-- Opening Marker --

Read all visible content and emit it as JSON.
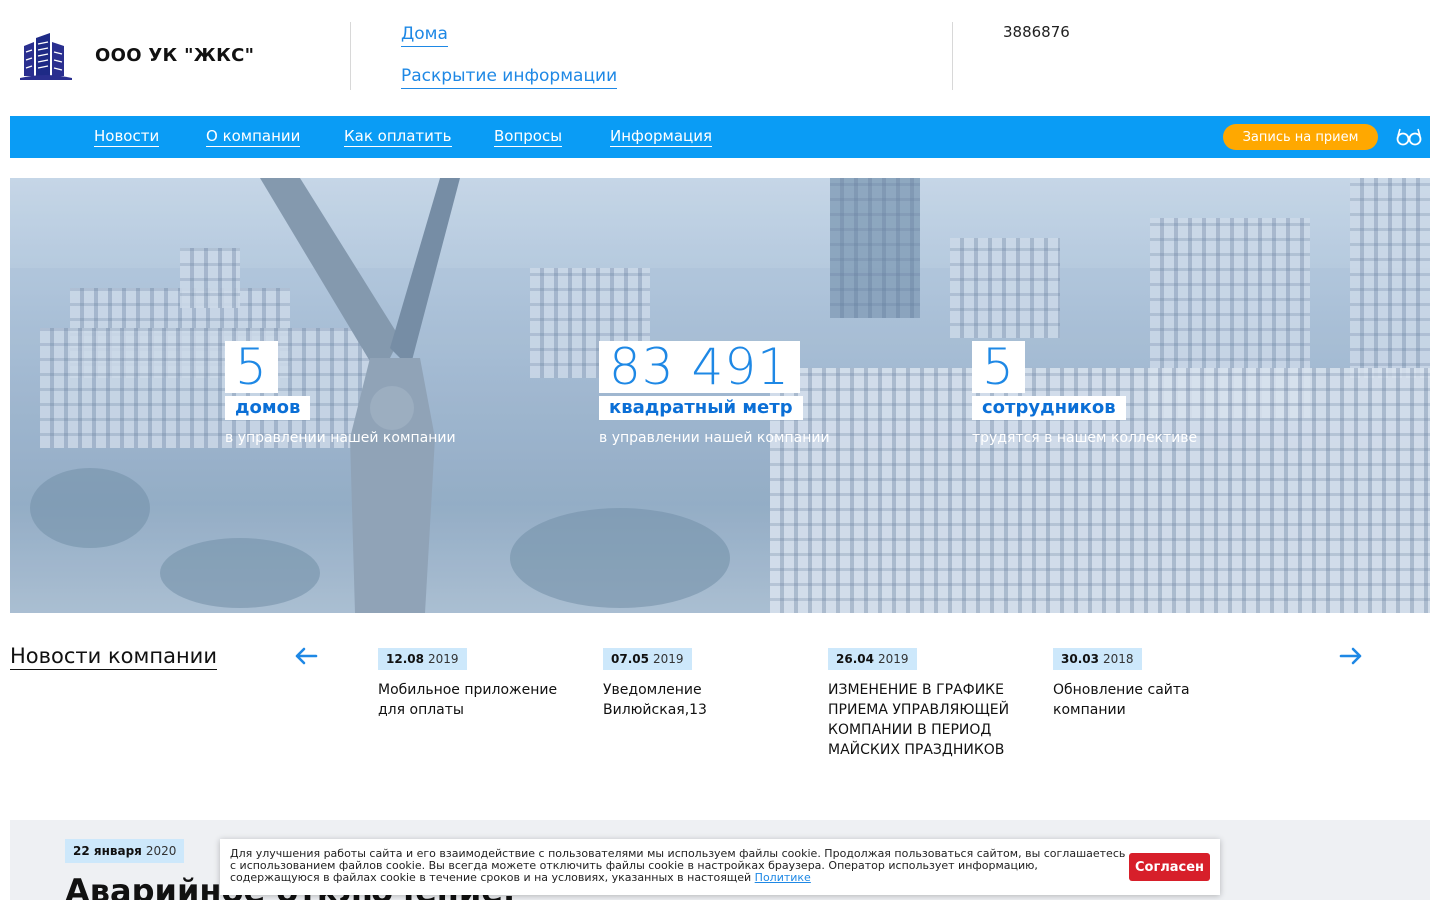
{
  "header": {
    "company_name": "ООО УК \"ЖКС\"",
    "links": [
      "Дома",
      "Раскрытие информации"
    ],
    "phone": "3886876"
  },
  "nav": {
    "items": [
      "Новости",
      "О компании",
      "Как оплатить",
      "Вопросы",
      "Информация"
    ],
    "appointment_label": "Запись на прием"
  },
  "hero": {
    "stats": [
      {
        "number": "5",
        "unit": "домов",
        "desc": "в управлении нашей компании"
      },
      {
        "number": "83 491",
        "unit": "квадратный метр",
        "desc": "в управлении нашей компании"
      },
      {
        "number": "5",
        "unit": "сотрудников",
        "desc": "трудятся в нашем коллективе"
      }
    ]
  },
  "news": {
    "title": "Новости компании",
    "items": [
      {
        "day": "12.08",
        "year": "2019",
        "text": "Мобильное приложение для оплаты"
      },
      {
        "day": "07.05",
        "year": "2019",
        "text": "Уведомление Вилюйская,13"
      },
      {
        "day": "26.04",
        "year": "2019",
        "text": "ИЗМЕНЕНИЕ В ГРАФИКЕ ПРИЕМА УПРАВЛЯЮЩЕЙ КОМПАНИИ В ПЕРИОД МАЙСКИХ ПРАЗДНИКОВ"
      },
      {
        "day": "30.03",
        "year": "2018",
        "text": "Обновление сайта компании"
      }
    ]
  },
  "featured": {
    "day": "22 января",
    "year": "2020",
    "headline": "Аварийное отключение."
  },
  "cookie": {
    "text": "Для улучшения работы сайта и его взаимодействие с пользователями мы используем файлы cookie. Продолжая пользоваться сайтом, вы соглашаетесь с использованием файлов cookie. Вы всегда можете отключить файлы cookie в настройках браузера. Оператор использует информацию, содержащуюся в файлах cookie в течение сроков и на условиях, указанных в настоящей",
    "policy_link": "Политике",
    "agree_label": "Согласен"
  },
  "colors": {
    "accent": "#0a9cf5",
    "link": "#1e88e5",
    "button_orange": "#ffa800",
    "button_red": "#d71f2a"
  }
}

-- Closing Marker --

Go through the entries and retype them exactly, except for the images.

■ Response box ■
Read all visible content and emit it as JSON.
{
  "header": {
    "company_name": "ООО УК \"ЖКС\"",
    "links": [
      "Дома",
      "Раскрытие информации"
    ],
    "phone": "3886876"
  },
  "nav": {
    "items": [
      "Новости",
      "О компании",
      "Как оплатить",
      "Вопросы",
      "Информация"
    ],
    "appointment_label": "Запись на прием"
  },
  "hero": {
    "stats": [
      {
        "number": "5",
        "unit": "домов",
        "desc": "в управлении нашей компании"
      },
      {
        "number": "83 491",
        "unit": "квадратный метр",
        "desc": "в управлении нашей компании"
      },
      {
        "number": "5",
        "unit": "сотрудников",
        "desc": "трудятся в нашем коллективе"
      }
    ]
  },
  "news": {
    "title": "Новости компании",
    "items": [
      {
        "day": "12.08",
        "year": "2019",
        "text": "Мобильное приложение для оплаты"
      },
      {
        "day": "07.05",
        "year": "2019",
        "text": "Уведомление Вилюйская,13"
      },
      {
        "day": "26.04",
        "year": "2019",
        "text": "ИЗМЕНЕНИЕ В ГРАФИКЕ ПРИЕМА УПРАВЛЯЮЩЕЙ КОМПАНИИ В ПЕРИОД МАЙСКИХ ПРАЗДНИКОВ"
      },
      {
        "day": "30.03",
        "year": "2018",
        "text": "Обновление сайта компании"
      }
    ]
  },
  "featured": {
    "day": "22 января",
    "year": "2020",
    "headline": "Аварийное отключение."
  },
  "cookie": {
    "text": "Для улучшения работы сайта и его взаимодействие с пользователями мы используем файлы cookie. Продолжая пользоваться сайтом, вы соглашаетесь с использованием файлов cookie. Вы всегда можете отключить файлы cookie в настройках браузера. Оператор использует информацию, содержащуюся в файлах cookie в течение сроков и на условиях, указанных в настоящей",
    "policy_link": "Политике",
    "agree_label": "Согласен"
  },
  "colors": {
    "accent": "#0a9cf5",
    "link": "#1e88e5",
    "button_orange": "#ffa800",
    "button_red": "#d71f2a"
  }
}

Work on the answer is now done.